SPARTANBURG COUNTY, S.C. (WSPA) – A State Highway Emergency Program (SHEP) worker is recovering after being hit by a car on Interstate 85 in Spartanburg County Wednesday morning.

According to South Carolina Highway Patrol, the worker was standing outside of his work vehicle around 7:30 a.m. Wednesday when he was struck by a vehicle.

Trooper said it happened on I-85 southbound near mile marker 75, which is the Boiling Springs exit.

According to SCDOT, the workers’ duties consist of helping people whose vehicles are experiencing mechanical issues, provide assistance during incidents, even stop to clean up road debris.

Law enforcement agencies said incidents like this, unfortunately, are not uncommon. They said it’s a major concern for first responders and those who work in roadside assistance.

“Sometimes we have our minds set and our focus on the person that we are dealing with and it becomes what we call tunnel vision,” said Chief Shandrell Holcombe with the Duncan Police Department.

Chief Holcombe has spent years in law enforcement. He told 7NEWS there have been too many close calls.

“There are cars coming by you to the point where you can feel the vibration of a vehicle when it goes by,” said Holcombe. “Many people don’t really pay attention. They don’t think they are doing anything wrong.” 

He said it’s a concern for all roadside responders.

“It’s very alarming and it’s very concerning,” said Holcombe. “Often times people don’t look at the whole picture. Emergency vehicles being a police car, an ambulance, a fire truck, also even tow truck drivers; they are emergency vehicles also with their flashing light on. You are to move over. It’s a law and you are required to move over to another lane if you have a lane and the ability to.”  

Under current state law, drivers are required to move over when passing emergency vehicles. If they are unable to, they must slow down.

“When there is a vehicle on the side of the road that is having some work done on it, or there is an emergency unit working on someone, or police have someone pulled over, or fire is pulling over to put out a fire, then that speed needs to be reduced to about half to allow yourself to safely pass that,” Holcombe said.

The crash is leaving roadside workers hoping people will listen.

“You never want to hear of anyone being hurt while they work,” said Holcombe. “We hope and pray that he is going to be okay.” 

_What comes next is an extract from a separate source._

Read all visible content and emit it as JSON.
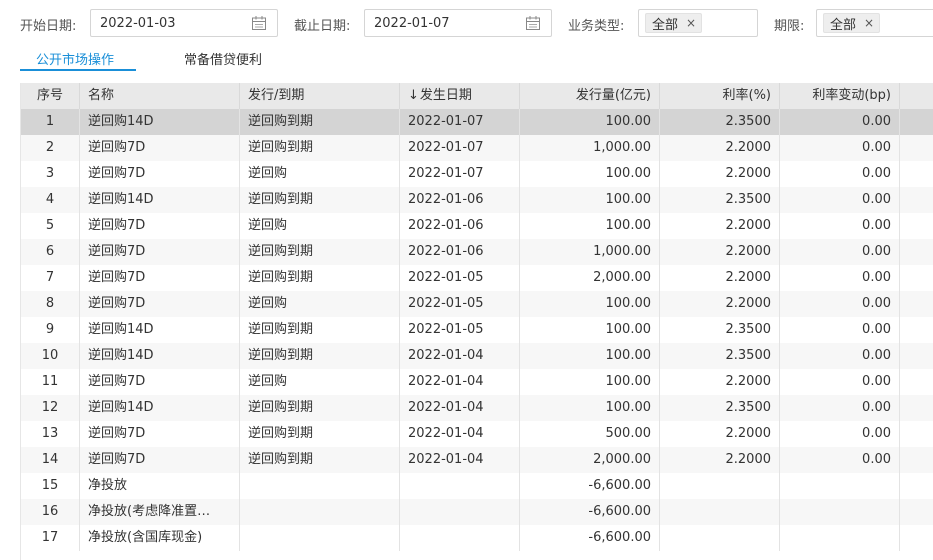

Highway Patrol said the worker was taken to the hospital following the crash.

The crash caused a lengthy backup and was cleared shortly before 11:00 a.m.

The crash remains under investigation by South Carolina Highway Patrol’s Multi-disciplinary Accident Investigation Team.